• More heat is lost through the roof and insulated walls than windows.
• Windows need routine maintenance, including resealing and caulking, to be energy efficient.
• Storm windows installed on the exterior of existing windows or window inserts attached to the interior side can reduce heat loss.
• A thin reflective covering called “low-E film” can be applied to single-pane glass to reduce heat loss.
• If you’re trying to be “green,” remember that vinyl and aluminum windows take more resources, toxins and energy to produce than restoring old windows.
• Retaining the original windows in a historic home can be an advantage when selling the home to buyers who value authenticity.
• If you refinish windows yourself, beware of the possibility of lead in the paint and asbestos in the glazing putty. Kits are available in home-improvement stores to test for lead.
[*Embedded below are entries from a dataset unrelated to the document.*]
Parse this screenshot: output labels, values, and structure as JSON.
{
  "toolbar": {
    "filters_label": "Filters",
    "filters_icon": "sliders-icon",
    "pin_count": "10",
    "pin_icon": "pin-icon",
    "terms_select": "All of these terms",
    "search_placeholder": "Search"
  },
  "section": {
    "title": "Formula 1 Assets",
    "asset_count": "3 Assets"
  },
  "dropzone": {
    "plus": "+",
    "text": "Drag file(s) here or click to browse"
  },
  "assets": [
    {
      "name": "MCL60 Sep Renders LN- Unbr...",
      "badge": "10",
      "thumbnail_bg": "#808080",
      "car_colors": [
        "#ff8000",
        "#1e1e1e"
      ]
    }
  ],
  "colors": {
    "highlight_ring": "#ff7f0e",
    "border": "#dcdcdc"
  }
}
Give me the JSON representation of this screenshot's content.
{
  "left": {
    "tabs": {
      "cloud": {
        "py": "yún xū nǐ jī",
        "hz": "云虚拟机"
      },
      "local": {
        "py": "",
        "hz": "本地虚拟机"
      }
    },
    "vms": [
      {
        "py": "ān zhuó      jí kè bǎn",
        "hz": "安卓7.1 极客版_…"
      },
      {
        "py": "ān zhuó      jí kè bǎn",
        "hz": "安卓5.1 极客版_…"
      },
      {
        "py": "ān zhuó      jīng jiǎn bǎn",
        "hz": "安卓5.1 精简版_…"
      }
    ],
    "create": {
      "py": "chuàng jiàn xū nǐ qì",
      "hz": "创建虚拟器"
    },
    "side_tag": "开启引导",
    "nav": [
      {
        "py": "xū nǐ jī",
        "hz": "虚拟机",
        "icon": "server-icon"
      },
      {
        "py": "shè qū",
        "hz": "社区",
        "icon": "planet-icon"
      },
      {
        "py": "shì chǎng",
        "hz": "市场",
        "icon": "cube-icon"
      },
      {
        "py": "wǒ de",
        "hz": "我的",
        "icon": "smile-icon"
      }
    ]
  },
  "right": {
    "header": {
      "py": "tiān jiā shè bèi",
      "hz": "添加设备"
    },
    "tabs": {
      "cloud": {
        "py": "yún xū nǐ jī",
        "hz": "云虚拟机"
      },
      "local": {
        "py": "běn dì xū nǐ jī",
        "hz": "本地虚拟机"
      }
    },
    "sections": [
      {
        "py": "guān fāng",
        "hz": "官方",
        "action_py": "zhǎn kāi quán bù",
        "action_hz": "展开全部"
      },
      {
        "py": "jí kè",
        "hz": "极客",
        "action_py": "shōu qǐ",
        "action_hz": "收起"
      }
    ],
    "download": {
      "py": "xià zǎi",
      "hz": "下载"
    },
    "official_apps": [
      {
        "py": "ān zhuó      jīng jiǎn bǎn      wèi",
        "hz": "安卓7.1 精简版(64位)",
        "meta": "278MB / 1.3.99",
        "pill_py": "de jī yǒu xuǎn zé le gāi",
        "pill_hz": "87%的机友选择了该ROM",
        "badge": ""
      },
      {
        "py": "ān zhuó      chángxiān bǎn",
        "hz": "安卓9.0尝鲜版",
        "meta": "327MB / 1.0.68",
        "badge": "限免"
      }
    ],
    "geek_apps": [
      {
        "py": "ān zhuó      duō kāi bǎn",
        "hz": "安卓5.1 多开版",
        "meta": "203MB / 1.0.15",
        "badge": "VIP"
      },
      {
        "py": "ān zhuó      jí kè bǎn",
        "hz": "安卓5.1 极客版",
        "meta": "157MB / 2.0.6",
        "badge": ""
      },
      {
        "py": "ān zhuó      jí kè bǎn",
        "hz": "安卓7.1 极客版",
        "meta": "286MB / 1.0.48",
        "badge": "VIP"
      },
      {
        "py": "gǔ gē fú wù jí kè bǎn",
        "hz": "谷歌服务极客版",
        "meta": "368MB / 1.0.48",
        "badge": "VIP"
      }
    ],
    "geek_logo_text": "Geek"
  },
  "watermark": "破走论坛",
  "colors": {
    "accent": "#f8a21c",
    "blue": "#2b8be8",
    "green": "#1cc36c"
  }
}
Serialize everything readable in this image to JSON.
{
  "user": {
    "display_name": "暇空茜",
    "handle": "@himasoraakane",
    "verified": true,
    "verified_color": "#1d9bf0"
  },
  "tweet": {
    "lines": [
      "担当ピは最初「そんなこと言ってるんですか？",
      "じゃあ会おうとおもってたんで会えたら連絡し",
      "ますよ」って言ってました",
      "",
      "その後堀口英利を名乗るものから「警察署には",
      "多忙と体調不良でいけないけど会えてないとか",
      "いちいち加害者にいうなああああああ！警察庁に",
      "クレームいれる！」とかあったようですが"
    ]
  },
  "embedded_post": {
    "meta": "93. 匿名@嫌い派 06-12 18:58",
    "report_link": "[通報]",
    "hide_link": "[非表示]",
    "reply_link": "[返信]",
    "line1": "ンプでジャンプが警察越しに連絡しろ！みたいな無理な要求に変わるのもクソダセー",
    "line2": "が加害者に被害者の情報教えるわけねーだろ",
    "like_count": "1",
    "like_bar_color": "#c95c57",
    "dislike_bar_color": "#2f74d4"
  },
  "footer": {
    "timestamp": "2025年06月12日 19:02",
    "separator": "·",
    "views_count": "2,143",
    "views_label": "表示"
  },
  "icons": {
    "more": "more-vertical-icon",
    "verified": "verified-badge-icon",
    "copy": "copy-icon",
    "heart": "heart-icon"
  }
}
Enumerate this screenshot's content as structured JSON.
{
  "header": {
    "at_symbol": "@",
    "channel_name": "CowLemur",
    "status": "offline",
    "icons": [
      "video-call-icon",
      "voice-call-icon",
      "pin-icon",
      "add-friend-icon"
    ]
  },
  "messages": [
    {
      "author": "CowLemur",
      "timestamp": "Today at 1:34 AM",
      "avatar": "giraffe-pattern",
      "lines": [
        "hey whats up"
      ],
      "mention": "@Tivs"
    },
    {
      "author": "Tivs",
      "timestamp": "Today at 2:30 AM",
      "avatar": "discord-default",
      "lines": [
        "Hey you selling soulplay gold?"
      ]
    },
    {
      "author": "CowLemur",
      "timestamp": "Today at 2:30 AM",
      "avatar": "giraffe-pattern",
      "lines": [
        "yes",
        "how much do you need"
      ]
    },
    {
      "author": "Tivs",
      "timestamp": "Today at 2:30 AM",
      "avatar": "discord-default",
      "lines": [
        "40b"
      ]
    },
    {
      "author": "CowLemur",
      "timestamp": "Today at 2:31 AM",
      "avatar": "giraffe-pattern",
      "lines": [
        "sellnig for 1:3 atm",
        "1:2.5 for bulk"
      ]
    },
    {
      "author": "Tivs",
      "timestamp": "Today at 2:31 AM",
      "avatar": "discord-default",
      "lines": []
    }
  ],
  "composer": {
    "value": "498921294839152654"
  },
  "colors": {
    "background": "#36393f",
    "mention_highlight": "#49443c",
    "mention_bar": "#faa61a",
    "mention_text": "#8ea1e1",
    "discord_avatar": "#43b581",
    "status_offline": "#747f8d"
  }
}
If you don’t test, assume there are toxins and wear protective masks, a respirator, gloves and other gear.
• Double- or single-hung windows are sometimes replaced because they no longer open. The problem often stems from layers of paint on the pulley system ropes. Instead of discarding the entire window, replace the ropes. When painting, cover the ropes with masking tape or paper.
• Different kinds of glass are used to replace historic or antique window panes. Glass with waves, bubbles and other imperfections reminiscent of antique glass is available, but can be costly, particularly if it’s mouth-blown. Sometimes, homeowners opt for contemporary, double-paned glass.
For more information on restoring, replicating or replacing historic windows:
• Go to www. oldhouseweb.com and search for “historic window repair.”
• Go to www. preservationnation.org and search for “historic wood window tip sheet.”
• See a video of historic window restoration by EcoWoodworks at http:// ecowoodworks.com. The custom carpentry firm is at 3016 Sapp Road, Tumwater, or at 360-943-3808.
Sources: City of Olympia Historic Preservation program, Grace Morrisson of Bear Wood Windows Inc.